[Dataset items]
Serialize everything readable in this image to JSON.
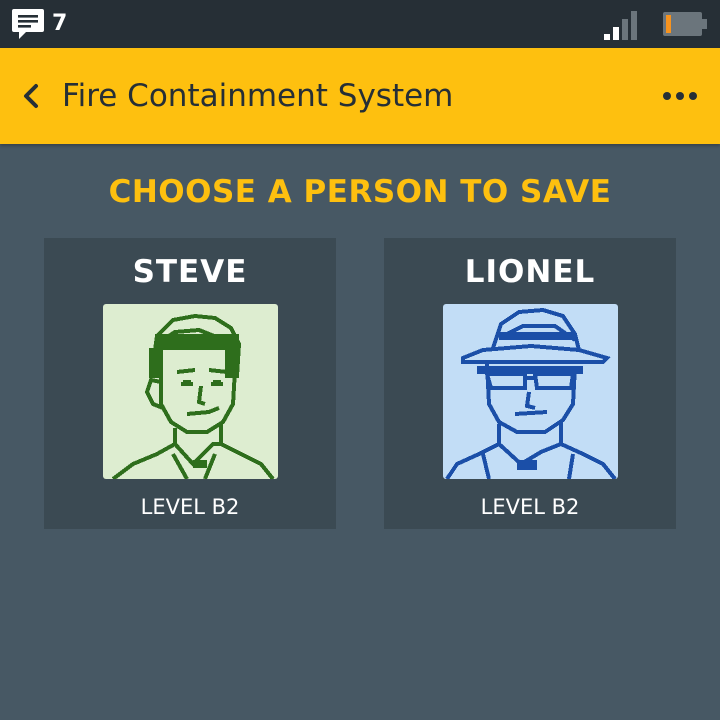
{
  "status_bar": {
    "message_count": "7",
    "icons": [
      "message-icon",
      "signal-icon",
      "battery-icon"
    ],
    "battery_color": "#f7931e"
  },
  "app_bar": {
    "title": "Fire Containment System",
    "back_icon": "chevron-left-icon",
    "more_icon": "more-dots-icon",
    "color": "#fec00f"
  },
  "main": {
    "heading": "CHOOSE A PERSON TO SAVE",
    "people": [
      {
        "name": "STEVE",
        "level": "LEVEL B2",
        "portrait": "steve-portrait",
        "portrait_color": "#2e6e1c"
      },
      {
        "name": "LIONEL",
        "level": "LEVEL B2",
        "portrait": "lionel-portrait",
        "portrait_color": "#1b4fa8"
      }
    ]
  }
}
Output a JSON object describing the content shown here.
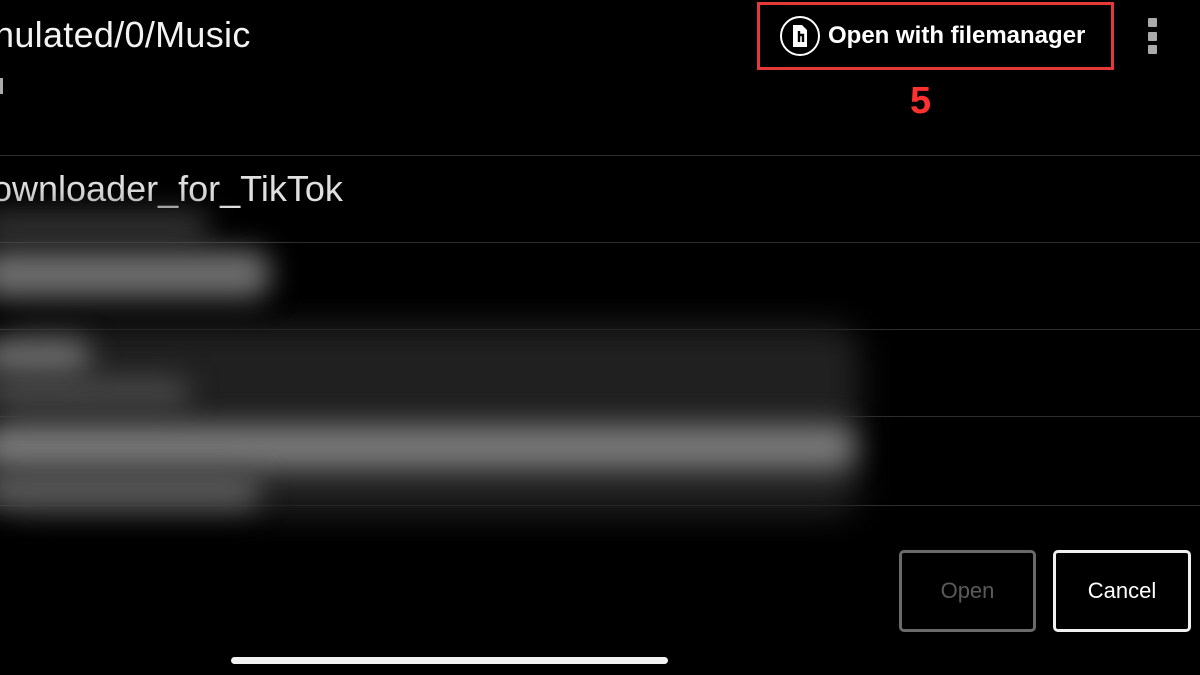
{
  "header": {
    "path": "nulated/0/Music",
    "open_with_filemanager": "Open with filemanager",
    "step_label": "5"
  },
  "file_list": {
    "items": [
      {
        "label": "ownloader_for_TikTok",
        "blurred": false
      }
    ]
  },
  "dialog_buttons": {
    "open_label": "Open",
    "cancel_label": "Cancel"
  },
  "colors": {
    "background": "#000000",
    "highlight": "#e53935",
    "step_number": "#ff3030",
    "disabled_text": "#5a5a5a"
  },
  "icons": {
    "filemanager": "file-manager-icon",
    "menu": "overflow-menu-icon"
  }
}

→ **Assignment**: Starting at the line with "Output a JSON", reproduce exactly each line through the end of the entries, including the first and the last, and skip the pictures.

→ **Worked solution**:
Output a JSON object describing the content shown here.
{
  "header": {
    "path": "nulated/0/Music",
    "open_with_filemanager": "Open with filemanager",
    "step_label": "5"
  },
  "file_list": {
    "items": [
      {
        "label": "ownloader_for_TikTok",
        "blurred": false
      }
    ]
  },
  "dialog_buttons": {
    "open_label": "Open",
    "cancel_label": "Cancel"
  },
  "colors": {
    "background": "#000000",
    "highlight": "#e53935",
    "step_number": "#ff3030",
    "disabled_text": "#5a5a5a"
  },
  "icons": {
    "filemanager": "file-manager-icon",
    "menu": "overflow-menu-icon"
  }
}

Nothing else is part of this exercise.